International conflict is always a question of priorities, even at home. It's not just that actors have to be prepared to accept that they won't get their "wish lists" in negotiations; it's that they can't. Today's Post includes a tip-of-the-iceberg essay related to antiterrorism (as distinct from counterterrorism) that should really, really disturb a lot of people.

In the United States we have 361 river ports and seaports. Every year we get 50,000 visits from 8,100 foreign ships. Every day 21,000 containers enter the United States. We can verify the contents of only about 4 to 6 percent of those containers. And it would require only one rogue container to bring commerce to its knees.

Imagine what would happen if a biological, chemical or some other kind of weapon arrived in one of our harbors. Every U.S. port would be affected as authorities worked to determine the extent and the source of the threat. Global trade could practically be shut down. And we don't have the systems in place to get our seaports up and running again. Our airports were operating a few days after Sept. 11. Reopening seaports would take substantially longer.

Retailers such as Target and Wal-Mart don't have giant warehouses brimming with inventory that can keep the American public supplied if trade is shut down. Even major manufacturers such as General Motors obtain some of their components overseas. Their inventory arrives daily in shipping containers, just in time to replenish stock or enter the manufacturing process.

M.R. Dinsmore, "Make Our Ports Safer" (17 Sep 04) (emphasis added).

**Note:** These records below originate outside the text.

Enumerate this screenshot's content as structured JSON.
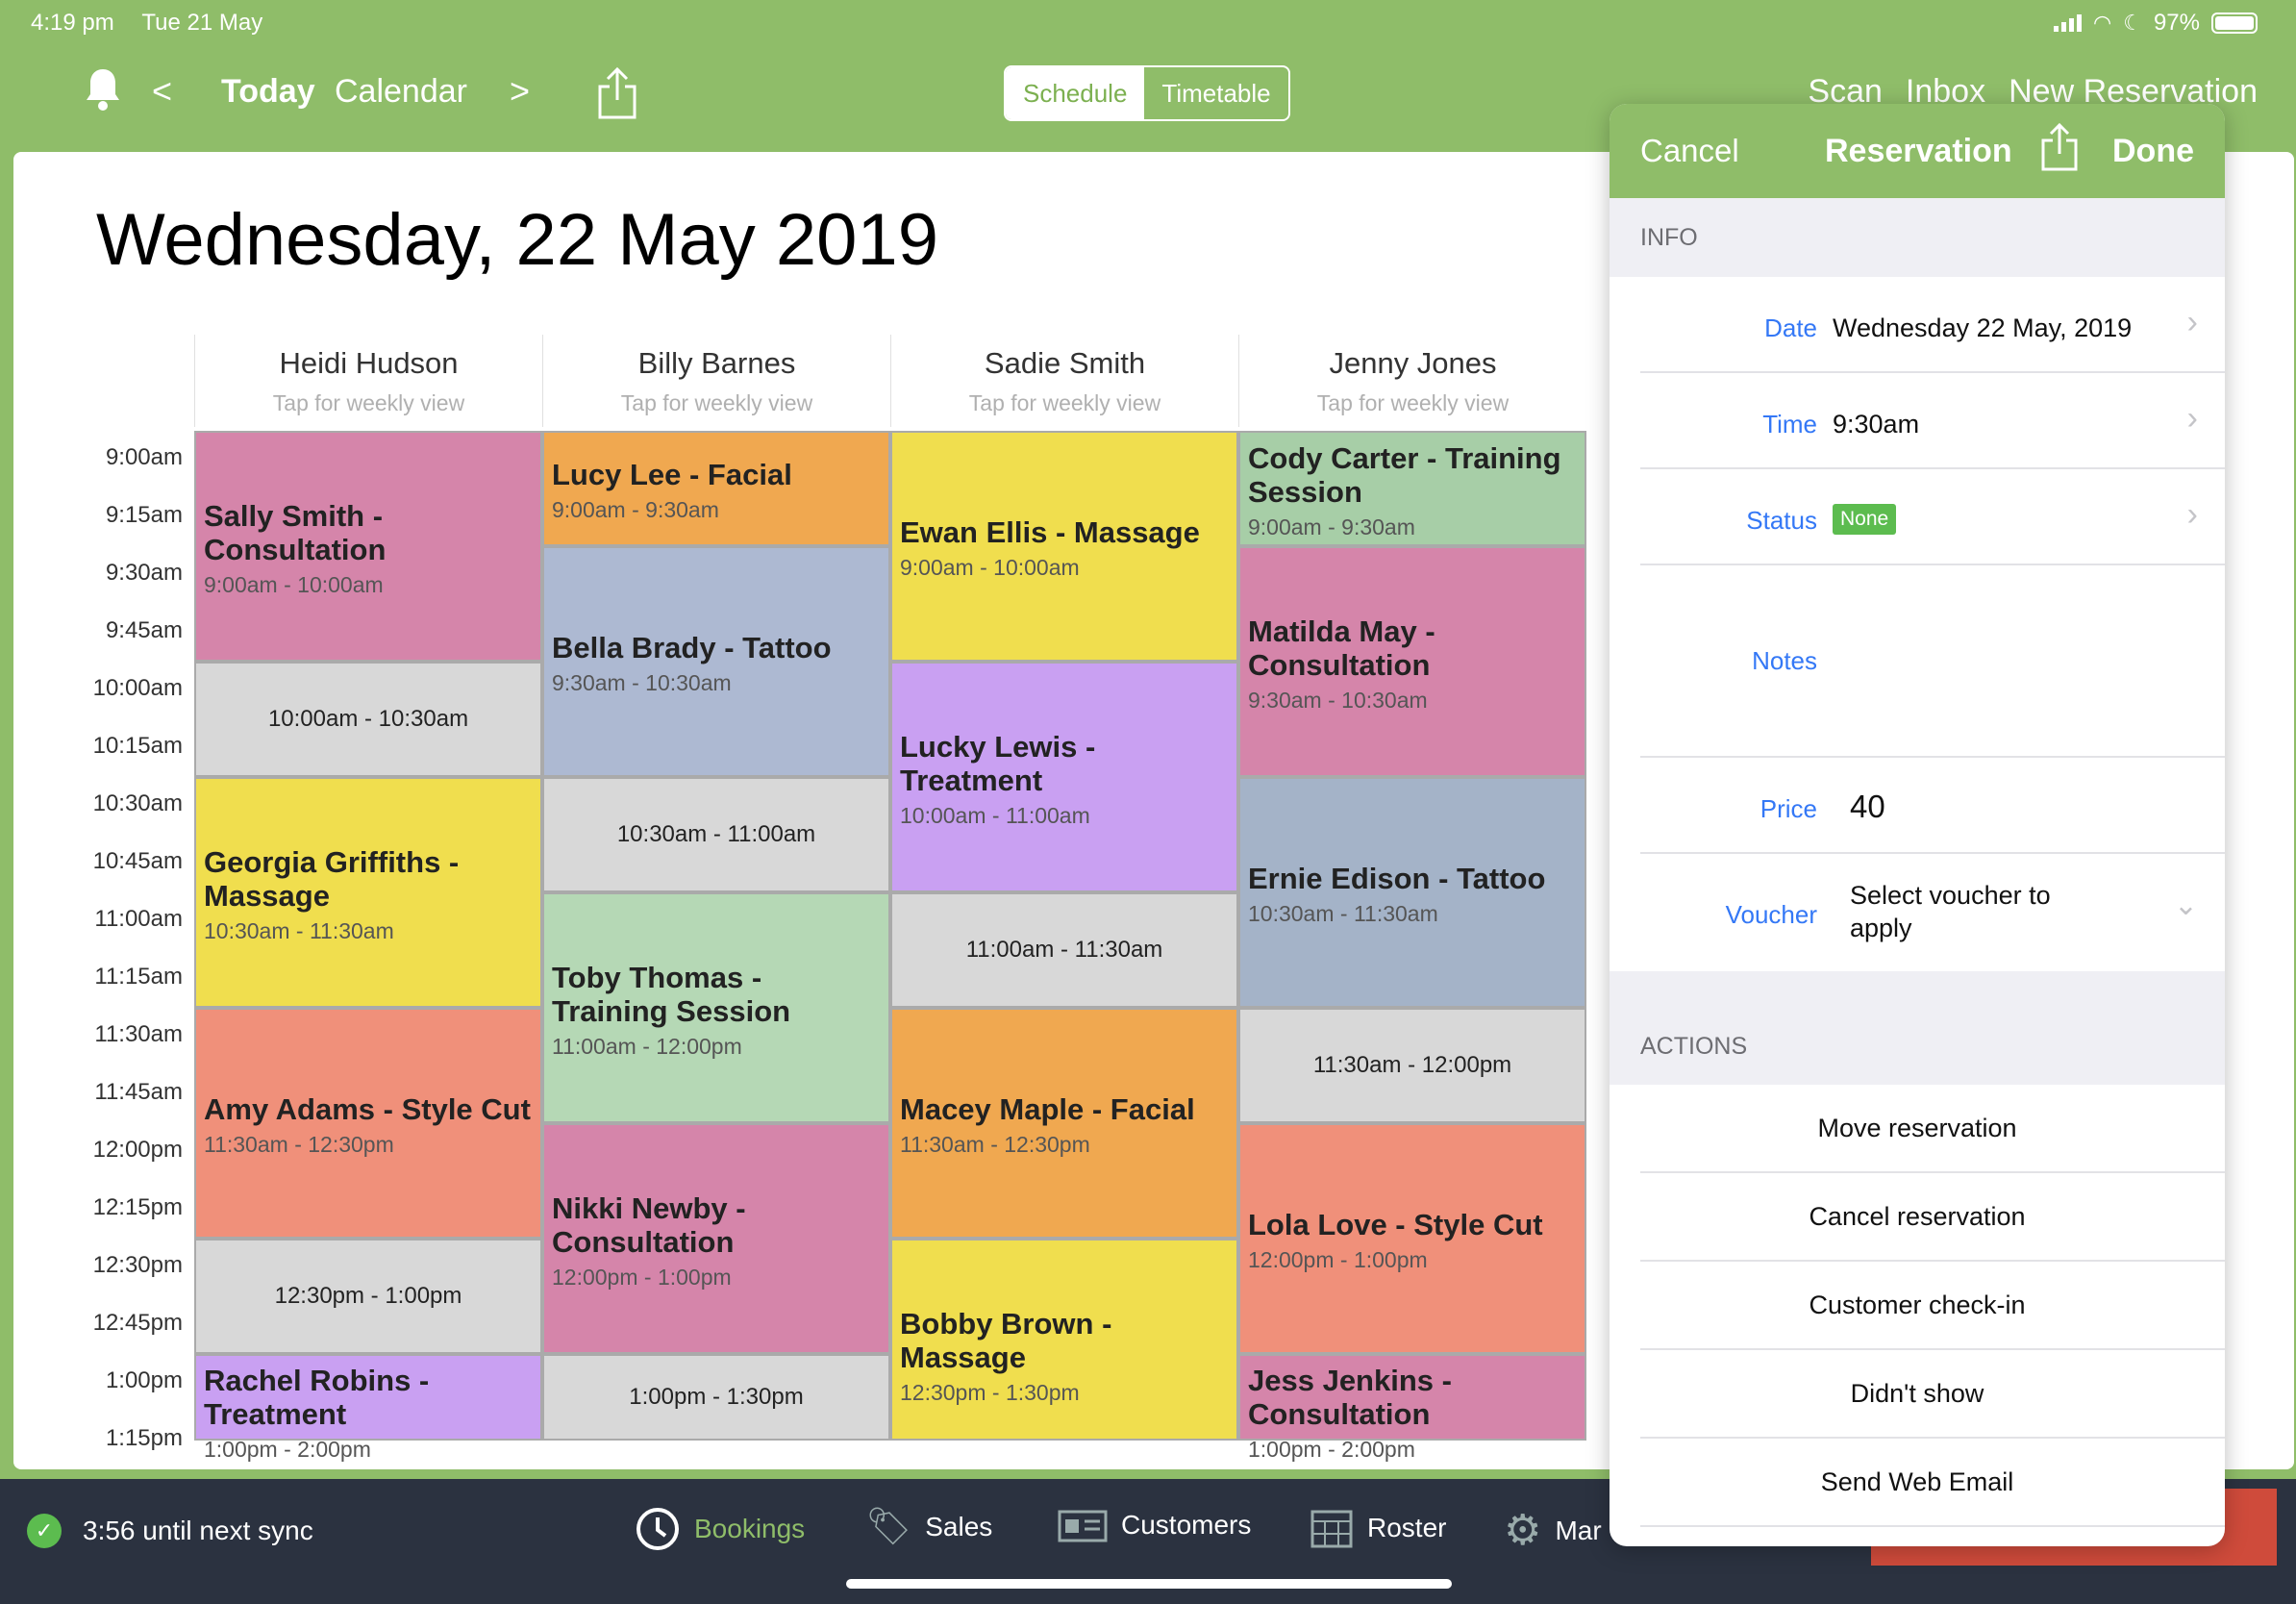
{
  "status_bar": {
    "time": "4:19 pm",
    "date": "Tue 21 May",
    "battery": "97%"
  },
  "top_bar": {
    "prev": "<",
    "today": "Today",
    "calendar": "Calendar",
    "next": ">",
    "view_toggle": {
      "schedule": "Schedule",
      "timetable": "Timetable"
    },
    "links": {
      "scan": "Scan",
      "inbox": "Inbox",
      "new_reservation": "New Reservation"
    }
  },
  "main": {
    "date_title": "Wednesday, 22 May 2019",
    "tap_hint": "Tap for weekly view",
    "staff": [
      "Heidi Hudson",
      "Billy Barnes",
      "Sadie Smith",
      "Jenny Jones"
    ],
    "times": [
      "9:00am",
      "9:15am",
      "9:30am",
      "9:45am",
      "10:00am",
      "10:15am",
      "10:30am",
      "10:45am",
      "11:00am",
      "11:15am",
      "11:30am",
      "11:45am",
      "12:00pm",
      "12:15pm",
      "12:30pm",
      "12:45pm",
      "1:00pm",
      "1:15pm"
    ],
    "bookings": [
      {
        "col": 0,
        "start": 0,
        "slots": 4,
        "title": "Sally Smith - Consultation",
        "time": "9:00am - 10:00am",
        "color": "#d585aa"
      },
      {
        "col": 0,
        "start": 4,
        "slots": 2,
        "free": true,
        "time": "10:00am - 10:30am"
      },
      {
        "col": 0,
        "start": 6,
        "slots": 4,
        "title": "Georgia Griffiths - Massage",
        "time": "10:30am - 11:30am",
        "color": "#f0de4e"
      },
      {
        "col": 0,
        "start": 10,
        "slots": 4,
        "title": "Amy Adams - Style Cut",
        "time": "11:30am - 12:30pm",
        "color": "#f0907a"
      },
      {
        "col": 0,
        "start": 14,
        "slots": 2,
        "free": true,
        "time": "12:30pm - 1:00pm"
      },
      {
        "col": 0,
        "start": 16,
        "slots": 2,
        "title": "Rachel Robins - Treatment",
        "time": "1:00pm - 2:00pm",
        "color": "#c9a0f2"
      },
      {
        "col": 1,
        "start": 0,
        "slots": 2,
        "title": "Lucy Lee - Facial",
        "time": "9:00am - 9:30am",
        "color": "#f0a850"
      },
      {
        "col": 1,
        "start": 2,
        "slots": 4,
        "title": "Bella Brady - Tattoo",
        "time": "9:30am - 10:30am",
        "color": "#adb9d2"
      },
      {
        "col": 1,
        "start": 6,
        "slots": 2,
        "free": true,
        "time": "10:30am - 11:00am"
      },
      {
        "col": 1,
        "start": 8,
        "slots": 4,
        "title": "Toby Thomas - Training Session",
        "time": "11:00am - 12:00pm",
        "color": "#b5d8b5"
      },
      {
        "col": 1,
        "start": 12,
        "slots": 4,
        "title": "Nikki Newby - Consultation",
        "time": "12:00pm - 1:00pm",
        "color": "#d585aa"
      },
      {
        "col": 1,
        "start": 16,
        "slots": 2,
        "free": true,
        "time": "1:00pm - 1:30pm"
      },
      {
        "col": 2,
        "start": 0,
        "slots": 4,
        "title": "Ewan Ellis - Massage",
        "time": "9:00am - 10:00am",
        "color": "#f0de4e"
      },
      {
        "col": 2,
        "start": 4,
        "slots": 4,
        "title": "Lucky Lewis - Treatment",
        "time": "10:00am - 11:00am",
        "color": "#c9a0f2"
      },
      {
        "col": 2,
        "start": 8,
        "slots": 2,
        "free": true,
        "time": "11:00am - 11:30am"
      },
      {
        "col": 2,
        "start": 10,
        "slots": 4,
        "title": "Macey Maple - Facial",
        "time": "11:30am - 12:30pm",
        "color": "#f0a850"
      },
      {
        "col": 2,
        "start": 14,
        "slots": 4,
        "title": "Bobby Brown - Massage",
        "time": "12:30pm - 1:30pm",
        "color": "#f0de4e"
      },
      {
        "col": 3,
        "start": 0,
        "slots": 2,
        "title": "Cody Carter - Training Session",
        "time": "9:00am - 9:30am",
        "color": "#a7cea7"
      },
      {
        "col": 3,
        "start": 2,
        "slots": 4,
        "title": "Matilda May - Consultation",
        "time": "9:30am - 10:30am",
        "color": "#d585aa"
      },
      {
        "col": 3,
        "start": 6,
        "slots": 4,
        "title": "Ernie Edison - Tattoo",
        "time": "10:30am - 11:30am",
        "color": "#a4b3c8"
      },
      {
        "col": 3,
        "start": 10,
        "slots": 2,
        "free": true,
        "time": "11:30am - 12:00pm"
      },
      {
        "col": 3,
        "start": 12,
        "slots": 4,
        "title": "Lola Love - Style Cut",
        "time": "12:00pm - 1:00pm",
        "color": "#f0907a"
      },
      {
        "col": 3,
        "start": 16,
        "slots": 2,
        "title": "Jess Jenkins - Consultation",
        "time": "1:00pm - 2:00pm",
        "color": "#d585aa"
      }
    ]
  },
  "popover": {
    "cancel": "Cancel",
    "title": "Reservation",
    "done": "Done",
    "info_header": "INFO",
    "date_label": "Date",
    "date_value": "Wednesday 22 May, 2019",
    "time_label": "Time",
    "time_value": "9:30am",
    "status_label": "Status",
    "status_value": "None",
    "notes_label": "Notes",
    "price_label": "Price",
    "price_value": "40",
    "voucher_label": "Voucher",
    "voucher_value": "Select voucher to apply",
    "actions_header": "ACTIONS",
    "actions": [
      "Move reservation",
      "Cancel reservation",
      "Customer check-in",
      "Didn't show",
      "Send Web Email"
    ]
  },
  "bottom_bar": {
    "sync": "3:56 until next sync",
    "tabs": {
      "bookings": "Bookings",
      "sales": "Sales",
      "customers": "Customers",
      "roster": "Roster",
      "more": "Mar"
    }
  },
  "colors": {
    "brand_green": "#8fbd69",
    "link_blue": "#3478f6",
    "status_green": "#5cbc4f",
    "bottom_bar": "#2b3240"
  }
}
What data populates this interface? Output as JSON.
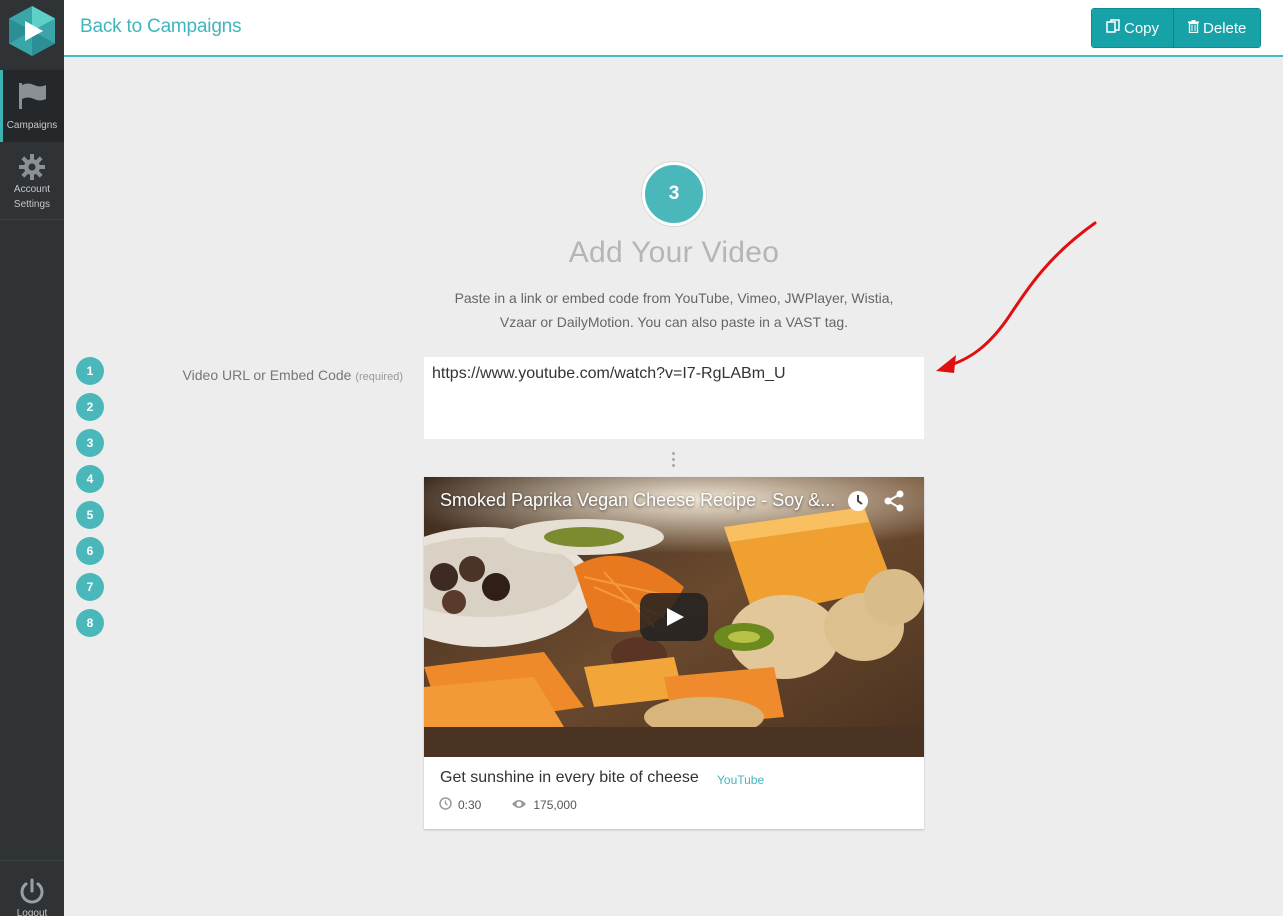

If nothing else, this demonstrates another market failure in contemporary business practices. Because it is more "efficient," most US industries (and retailers) have embraced "just in time" inventory management. Of course, that assumes that the logistical pipeline will remain full. Mr Dinsmore's essay should show just how fragile that assumption is. Remember, too, that it's not just "consumer" products like automobiles that lie in this shadow; much "war materiel" also has parts that originate elsewhere. To pick something utterly trivial, the last set of grade insignia I bought (to keep my reserve uniforms up to date while I was still in the reserves) was "Made in Mexico." Although the military effort won't come to a halt if the supply of metal oak leaves and bars dries up, particularly since military uniform stocks usually are not on a just-in-time basis, that should give someone with even a dull imagination some pause.